Here's What Happens When You Call NHS 111 About Coronavirus

The service is quickly becoming a hotline for concerns over Covid-19.

NHS 111 is swiftly transforming into a coronavirus hotline as more and more people call up with concerns about the virus – known as Covid-19.

People with symptoms or those who have come into contact with others who tested positive for the virus are being urged to call the helpline rather than heading to GP surgeries and risking spreading the illness further.

An NHS spokesperson confirmed to HuffPost UK the service is “understandably busy” at present and “people may have to wait longer than usual” to speak to someone.

Extra call handlers have been recruited to support those already working around the clock to give advice to callers on coronavirus and other medical concerns. “All calls are being responded to thanks to hard working NHS staff,” the spokesperson said.

Labour councillor Alev Cazimoglu said she called NHS 111 after returning from northern Italy with a sore throat and had to wait a day for a callback. She confirmed to HuffPost UK that she was told by NHS 111 it could take up to three days to get tested.

“What about people with caring responsibilities?” she tweeted of the delays in testing, urging health secretary Matt Hancock to “speed things up”.

What happens when you call NHS 111?

As cases surge worldwide – there have been at least 80,000 global cases confirmed and more than 2,800 people have died – so too have calls to NHS 111, which has become the front line for coronavirus.

In the UK, 17 cases have been confirmed as of 28 February. While the figures are still relatively small, health secretary Matt Hancock said the government is expecting further cases in the UK. There are even concerns it could take just 72 hours for an outbreak the size of Italy’s to take hold here on home soil.
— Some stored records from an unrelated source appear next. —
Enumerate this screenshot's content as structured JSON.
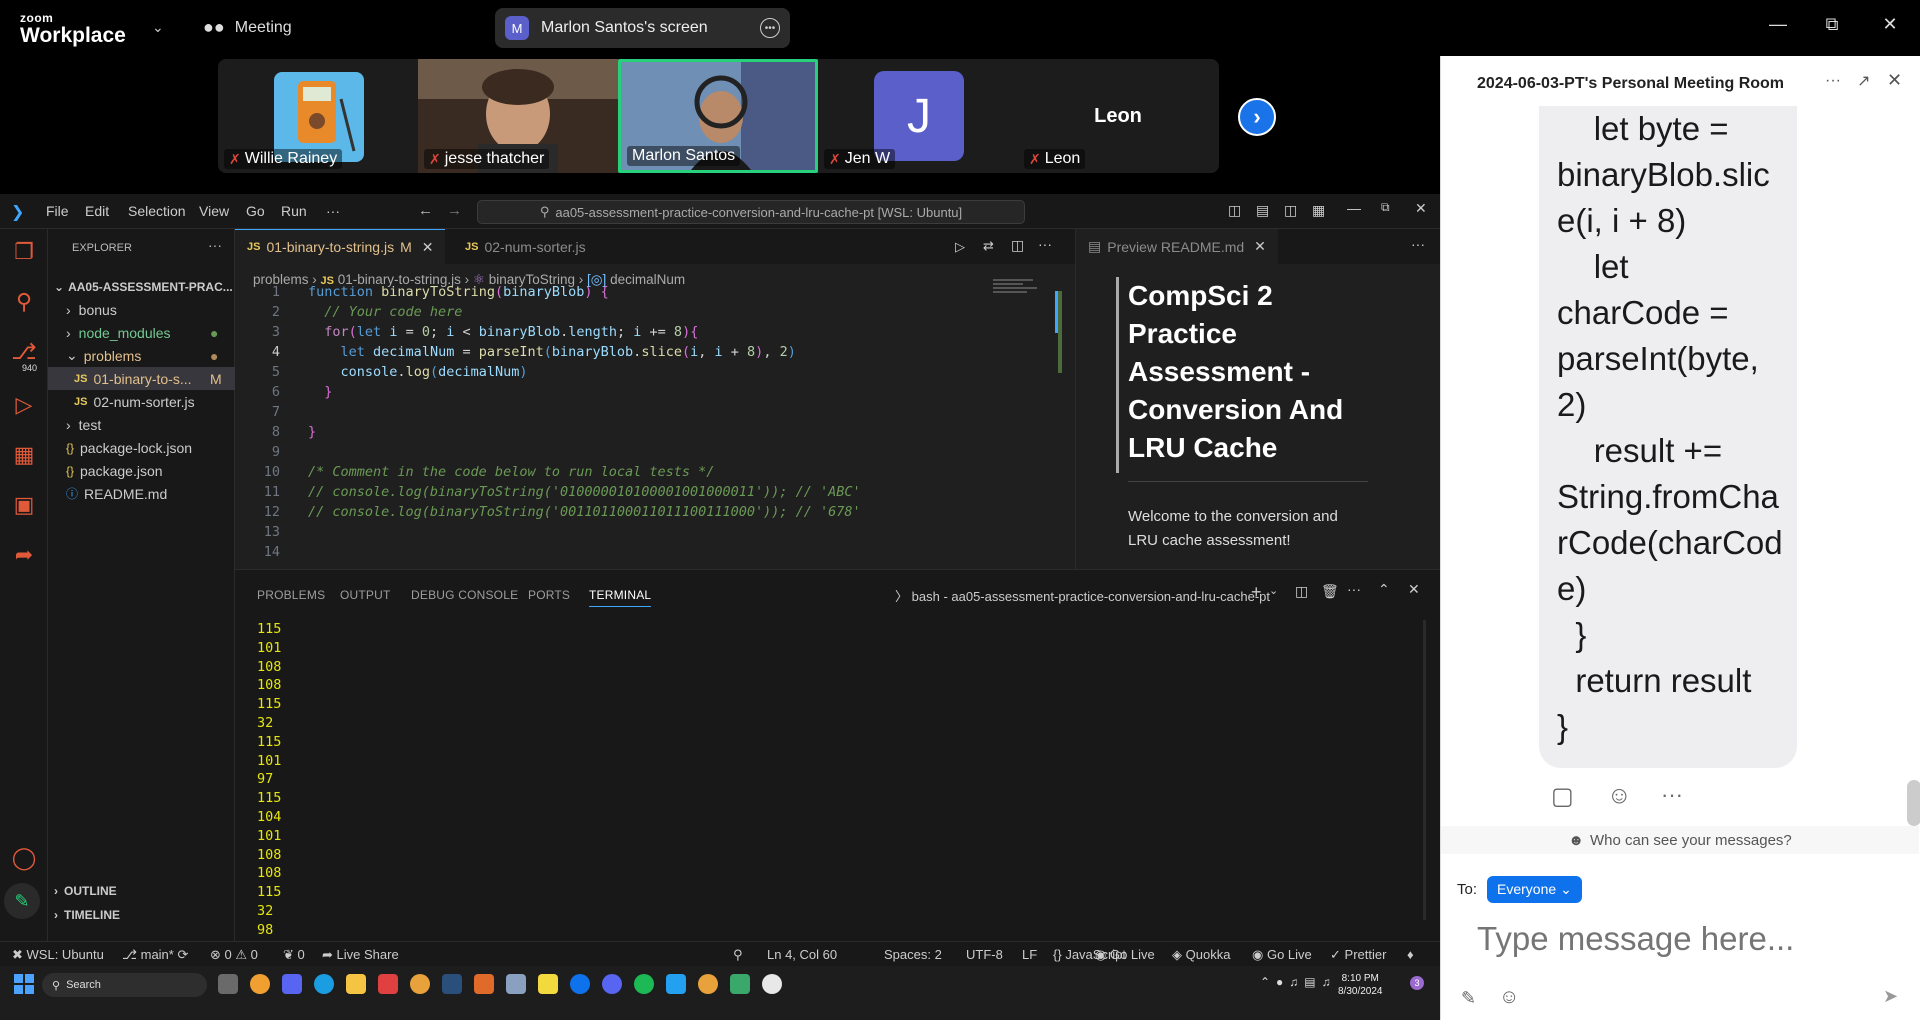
{
  "zoom": {
    "logo_small": "zoom",
    "logo_big": "Workplace",
    "meeting_label": "Meeting",
    "screen_avatar": "M",
    "screen_label": "Marlon Santos's screen"
  },
  "participants": [
    {
      "name": "Willie Rainey"
    },
    {
      "name": "jesse thatcher"
    },
    {
      "name": "Marlon Santos"
    },
    {
      "name": "Jen W",
      "initial": "J"
    },
    {
      "name": "Leon",
      "display": "Leon"
    }
  ],
  "vscode": {
    "menu": [
      "File",
      "Edit",
      "Selection",
      "View",
      "Go",
      "Run",
      "···"
    ],
    "search_text": "aa05-assessment-practice-conversion-and-lru-cache-pt [WSL: Ubuntu]",
    "activity_badge": "940",
    "explorer_title": "EXPLORER",
    "tree": [
      {
        "label": "AA05-ASSESSMENT-PRAC...",
        "type": "root"
      },
      {
        "label": "bonus",
        "type": "folder"
      },
      {
        "label": "node_modules",
        "type": "folder-mod"
      },
      {
        "label": "problems",
        "type": "folder-open"
      },
      {
        "label": "01-binary-to-s...",
        "type": "js-active",
        "flag": "M"
      },
      {
        "label": "02-num-sorter.js",
        "type": "js"
      },
      {
        "label": "test",
        "type": "folder"
      },
      {
        "label": "package-lock.json",
        "type": "json"
      },
      {
        "label": "package.json",
        "type": "json"
      },
      {
        "label": "README.md",
        "type": "info"
      }
    ],
    "outline": "OUTLINE",
    "timeline": "TIMELINE",
    "tabs": [
      {
        "label": "01-binary-to-string.js",
        "flag": "M"
      },
      {
        "label": "02-num-sorter.js"
      }
    ],
    "preview_tab": "Preview README.md",
    "breadcrumb": [
      "problems",
      "01-binary-to-string.js",
      "binaryToString",
      "decimalNum"
    ],
    "line_numbers": [
      "1",
      "2",
      "3",
      "4",
      "5",
      "6",
      "7",
      "8",
      "9",
      "10",
      "11",
      "12",
      "13",
      "14"
    ],
    "preview": {
      "heading": "CompSci 2 Practice Assessment - Conversion And LRU Cache",
      "body": "Welcome to the conversion and LRU cache assessment!"
    },
    "panel_tabs": [
      "PROBLEMS",
      "OUTPUT",
      "DEBUG CONSOLE",
      "PORTS",
      "TERMINAL"
    ],
    "terminal_title": "bash - aa05-assessment-practice-conversion-and-lru-cache-pt",
    "terminal_lines": [
      "115",
      "101",
      "108",
      "108",
      "115",
      "32",
      "115",
      "101",
      "97",
      "115",
      "104",
      "101",
      "108",
      "108",
      "115",
      "32",
      "98"
    ],
    "status": {
      "wsl": "WSL: Ubuntu",
      "branch": "main*",
      "errors": "⊗ 0 ⚠ 0",
      "ports": "0",
      "liveshare": "Live Share",
      "position": "Ln 4, Col 60",
      "spaces": "Spaces: 2",
      "encoding": "UTF-8",
      "eol": "LF",
      "lang": "JavaScript",
      "golive": "Go Live",
      "quokka": "Quokka",
      "golive2": "Go Live",
      "prettier": "Prettier"
    }
  },
  "taskbar": {
    "search": "Search",
    "time": "8:10 PM",
    "date": "8/30/2024",
    "badge": "3"
  },
  "chat": {
    "title": "2024-06-03-PT's Personal Meeting Room",
    "message": "    let byte =\nbinaryBlob.slice(i, i + 8)\n    let\ncharCode =\nparseInt(byte,\n2)\n    result +=\nString.fromCharCode(charCode)\n  }\n  return result\n}",
    "who": "Who can see your messages?",
    "to_label": "To:",
    "recipient": "Everyone",
    "placeholder": "Type message here..."
  },
  "colors": {
    "accent_green": "#27d07a",
    "zoom_blue": "#0e72ed",
    "vscode_bg": "#1f1f1f"
  }
}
But what can you actually expect when you call NHS 111 if you feel unwell and believe it might be coronavirus? And how quickly can you get tested?

The service is automated to begin with and will take you through a series of steps to determine whether you need further help. You will be asked whether you’ve been out of the UK in the past 14 days or have come into contact with someone with a confirmed case of Covid-19.

A series of automated steps follows. If you’ve returned from one of the places severely impacted by coronavirus (such as China, Iran and the group of towns on lockdown in northern Italy); are displaying symptoms – a cough, high temperature or shortness of breath; or have come into contact with someone with the virus, you should be put through to a call handler who can offer advice.

The advice will be to ‘self-isolate’ – this means staying at home (ie. not going to work, school or other public areas; and not using public transport or taxis) and avoiding having visitors other than friends or family members who need to carry out errands for you. You may be advised to self-isolate for up to 14 days to stop the virus from spreading.

NHS 111 works on a regional basis, so in the event of an increased demand on a particular region, the extra demand will be re-routed to another region. Call-handlers have been trained to follow carefully designed instructions that satisfy both the travel and symptom criteria, updated as and when necessary following advice from Public Health England (PHE).

What about coronavirus testing?

The NHS call handler should also tell you what the next steps are in regards to testing. At this stage you will be classified as a ‘possible case’. After your details have been recorded and the possibility of needing an immediate emergency response has been eliminated, you will be passed to a clinician for a full assessment and offered appropriate advice on what happens next.

Any callers to NHS 111 deemed eligible for testing are likely to be directed to a community testing location where a health protection team will take samples to test for coronavirus. These may include mucus from the nose, throat or lungs; blood, and a stool sample.

In London, the NHS is also trialling ‘drive through’ coronavirus testing and at-home testing, where NHS staff, including nurses and paramedics, will visit people in their own homes rather than them having to travel.

As it stands, the Department of Health and Social Care (DHSC) and NHS have not issued a set timeframe it is working to when it comes to testing. HuffPost UK has contacted the DHSC for comment on this.